A Simple Plan For Investigating Cars
Two Types of Extended Car Warranties
An extended warranty is basically car insurance that protects you against expensive unanticipated repairs within a specified period and mileage range. While true warranties are included in the price of the vehicle, extended auto warranties are sold separately.
Original equipment manufacturer (OEM) and aftermarket are the two mind types of extended warranties available today. Toyota and Chevrolet are two examples of OEMs. Warranty or insurance providers having no direct connections with a car brand are considered third parties. One example of a third-party service warranty provider that is fast growing in popularity is Cars Protection Plus.
There are two kinds of warranties provided by OEMs, namely, powertrain and bumper to bumper. A powertrain warranty covers your engine and transmission against workmanship-related problems, while a bumper to bumper warranty takes care of most other issues, including those involving electronic systems in the car (power seats, onboard computers, etc.).
An extended OEM warranty often offers benefits that come with a new vehicle purchase, with added services such as roadside assistance. Research what such other services will be for various providers in your location. For example, in Murrysville, Pennsylvania, Cars Protection Plus is one of the best choices you have.
Cars Protection Plus
As you choose the best warranty for you, you may have to select between a package that comes with or without a deductible. Like most other types of insurance, a higher deductible lowers the total cost of the policy. The great thing is OEM warranty deductibles are usually under $200.
A lot of third-party or aftermarket warranties, including those provided by Cars Protection Plus, provide similar coverage as those offered by OEMs. But of course, these two are still independent products, and third-party warranties can still vary, depending on the specific company. They can also differ in terms of deductibles and general policies.
Another difference between OEM and third-party warranties concerns the administration of coverage. For example, with a third-party warranty, you may have to pay out-of-pocket for a repair and then file for reimbursement later on. The process may take some time, but if you choose a good provider like Cars Protection Plus, this will hardly be an issue. In any case, always know the payment expectations up front.
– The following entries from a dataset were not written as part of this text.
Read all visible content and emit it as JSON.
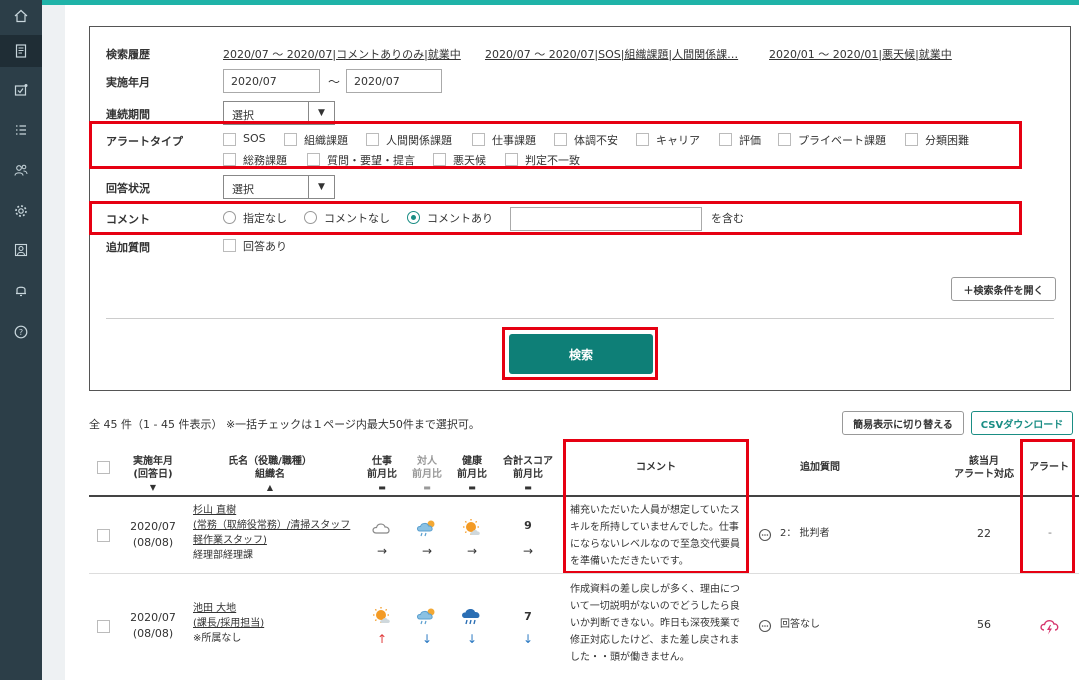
{
  "sidebar": {
    "items": [
      {
        "icon": "home-icon"
      },
      {
        "icon": "document-icon"
      },
      {
        "icon": "survey-icon"
      },
      {
        "icon": "list-icon"
      },
      {
        "icon": "users-icon"
      },
      {
        "icon": "gear-icon"
      },
      {
        "icon": "person-frame-icon"
      },
      {
        "icon": "bell-icon"
      },
      {
        "icon": "help-icon"
      }
    ]
  },
  "search": {
    "history_label": "検索履歴",
    "history_links": [
      "2020/07 ～ 2020/07|コメントありのみ|就業中",
      "2020/07 ～ 2020/07|SOS|組織課題|人間関係課…",
      "2020/01 ～ 2020/01|悪天候|就業中"
    ],
    "period_label": "実施年月",
    "period_from": "2020/07",
    "period_tilde": "～",
    "period_to": "2020/07",
    "continuous_label": "連続期間",
    "continuous_value": "選択",
    "alert_type_label": "アラートタイプ",
    "alert_types": [
      "SOS",
      "組織課題",
      "人間関係課題",
      "仕事課題",
      "体調不安",
      "キャリア",
      "評価",
      "プライベート課題",
      "分類困難",
      "総務課題",
      "質問・要望・提言",
      "悪天候",
      "判定不一致"
    ],
    "answer_status_label": "回答状況",
    "answer_status_value": "選択",
    "comment_label": "コメント",
    "comment_options": [
      "指定なし",
      "コメントなし",
      "コメントあり"
    ],
    "comment_input_value": "",
    "comment_suffix": "を含む",
    "extra_label": "追加質問",
    "extra_option": "回答あり",
    "open_conditions_button": "＋検索条件を開く",
    "search_button": "検索"
  },
  "results": {
    "summary": "全 45 件（1 - 45 件表示） ※一括チェックは１ページ内最大50件まで選択可。",
    "toggle_button": "簡易表示に切り替える",
    "csv_button": "CSVダウンロード",
    "headers": {
      "date": "実施年月\n(回答日)",
      "name": "氏名（役職/職種）\n組織名",
      "work": "仕事\n前月比",
      "person": "対人\n前月比",
      "health": "健康\n前月比",
      "total": "合計スコア\n前月比",
      "comment": "コメント",
      "extra": "追加質問",
      "alert_handling": "該当月\nアラート対応",
      "alert": "アラート"
    },
    "rows": [
      {
        "date": "2020/07",
        "answer_date": "(08/08)",
        "name": "杉山 直樹",
        "role": "(常務（取締役常務）/清掃スタッフ 軽作業スタッフ)",
        "org": "経理部経理課",
        "work_icon": "cloud-icon",
        "work_trend": "→",
        "person_icon": "cloud-sun-rain-icon",
        "person_trend": "→",
        "health_icon": "sun-cloud-icon",
        "health_trend": "→",
        "total": "9",
        "total_trend": "→",
        "comment": "補充いただいた人員が想定していたスキルを所持していませんでした。仕事にならないレベルなので至急交代要員を準備いただきたいです。",
        "extra": "2： 批判者",
        "alert_count": "22",
        "alert": "-"
      },
      {
        "date": "2020/07",
        "answer_date": "(08/08)",
        "name": "池田 大地",
        "role": "(課長/採用担当)",
        "org": "※所属なし",
        "work_icon": "sun-cloud-icon",
        "work_trend": "↑",
        "person_icon": "cloud-sun-rain-icon",
        "person_trend": "↓",
        "health_icon": "heavy-rain-icon",
        "health_trend": "↓",
        "total": "7",
        "total_trend": "↓",
        "comment": "作成資料の差し戻しが多く、理由について一切説明がないのでどうしたら良いか判断できない。昨日も深夜残業で修正対応したけど、また差し戻されました・・頭が働きません。",
        "extra": "回答なし",
        "alert_count": "56",
        "alert": "lightning-alert-icon"
      }
    ]
  },
  "colors": {
    "sidebar_bg": "#2c3e48",
    "accent": "#0e7f77",
    "topbar": "#1fb3a8",
    "highlight": "#e60012",
    "alert": "#d6336c"
  }
}
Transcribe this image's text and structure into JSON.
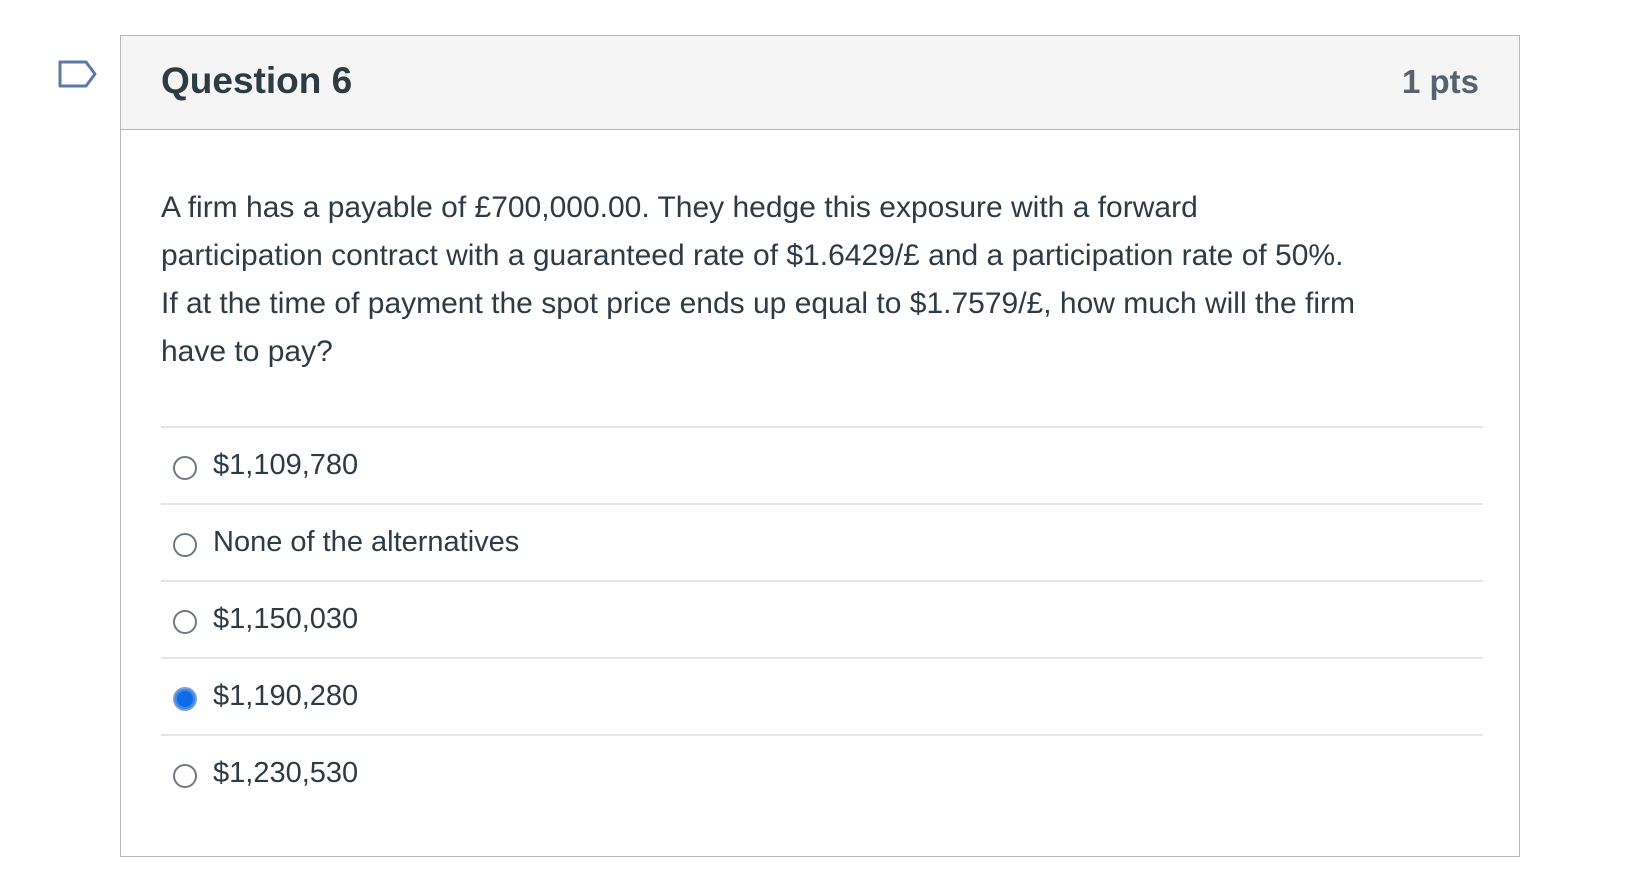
{
  "question": {
    "title": "Question 6",
    "points": "1 pts",
    "text": "A firm has a payable of £700,000.00. They hedge this exposure with a forward participation contract with a guaranteed rate of $1.6429/£ and a participation rate of 50%. If at the time of payment the spot price ends up equal to $1.7579/£, how much will the firm have to pay?",
    "answers": [
      {
        "label": "$1,109,780",
        "selected": false
      },
      {
        "label": "None of the alternatives",
        "selected": false
      },
      {
        "label": "$1,150,030",
        "selected": false
      },
      {
        "label": "$1,190,280",
        "selected": true
      },
      {
        "label": "$1,230,530",
        "selected": false
      }
    ]
  },
  "colors": {
    "selected_radio": "#0f6be6",
    "flag_outline": "#5b7aa6",
    "header_bg": "#f5f5f5"
  },
  "icons": {
    "flag": "flag-question-icon"
  }
}
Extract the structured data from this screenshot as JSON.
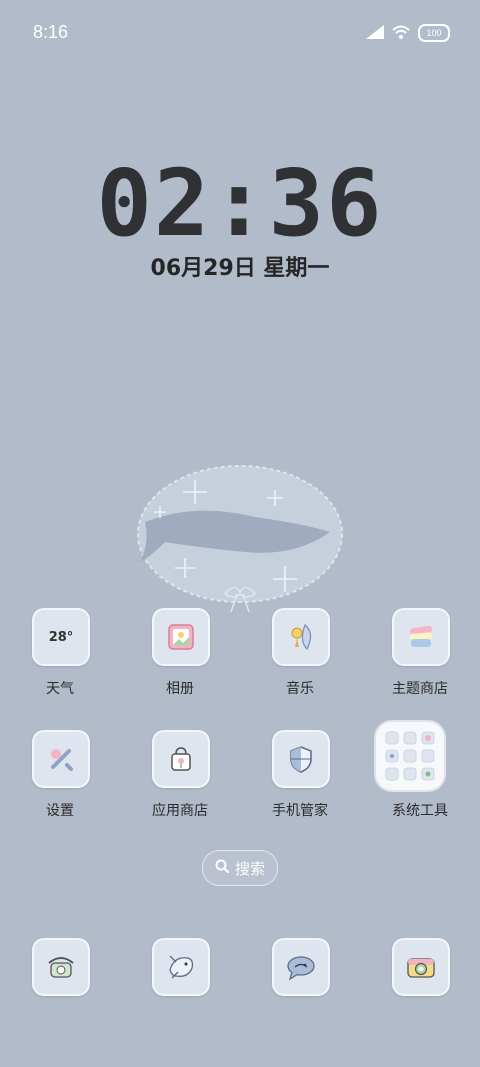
{
  "status_bar": {
    "time": "8:16",
    "battery": "100",
    "icons": [
      "signal-icon",
      "wifi-icon",
      "battery-icon"
    ]
  },
  "lock_widget": {
    "clock": "02:36",
    "date": "06月29日 星期一"
  },
  "apps_row1": [
    {
      "label": "天气",
      "icon": "weather-icon",
      "badge_text": "28°"
    },
    {
      "label": "相册",
      "icon": "gallery-icon"
    },
    {
      "label": "音乐",
      "icon": "music-icon"
    },
    {
      "label": "主题商店",
      "icon": "theme-store-icon"
    }
  ],
  "apps_row2": [
    {
      "label": "设置",
      "icon": "settings-icon"
    },
    {
      "label": "应用商店",
      "icon": "app-store-icon"
    },
    {
      "label": "手机管家",
      "icon": "security-icon"
    },
    {
      "label": "系统工具",
      "icon": "system-tools-folder-icon"
    }
  ],
  "search": {
    "label": "搜索",
    "icon": "search-icon"
  },
  "dock": [
    {
      "icon": "phone-icon"
    },
    {
      "icon": "messages-icon"
    },
    {
      "icon": "chat-bubble-icon"
    },
    {
      "icon": "camera-icon"
    }
  ],
  "colors": {
    "wallpaper": "#b2bbc9",
    "icon_bg": "#dfe5ee",
    "clock": "#2f3135"
  }
}
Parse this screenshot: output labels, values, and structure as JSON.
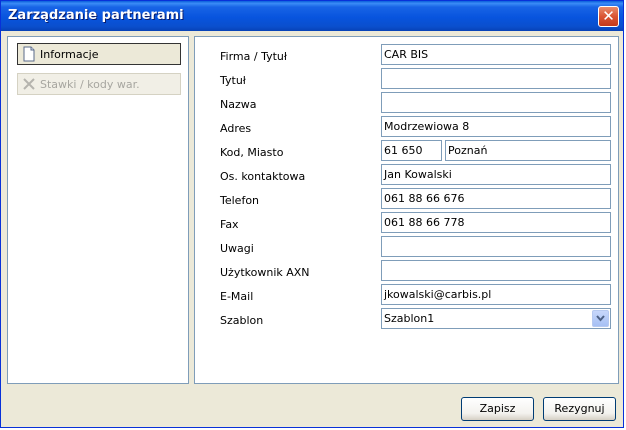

What you may find most advantageous with third-party warranties compared to OEM warranties is that they are incredibly cheaper. Sometimes, a third-party warranty may even be your only option. So if you purchase a used Ford at a Hyundai dealership, for instance, you sure won’t be given a Ford OEM warranty.
If you’re planning to buy an extended warranty, make sure you read the fine print. Most importantly, buy from a reputable provider, such as Cars Protection Plus.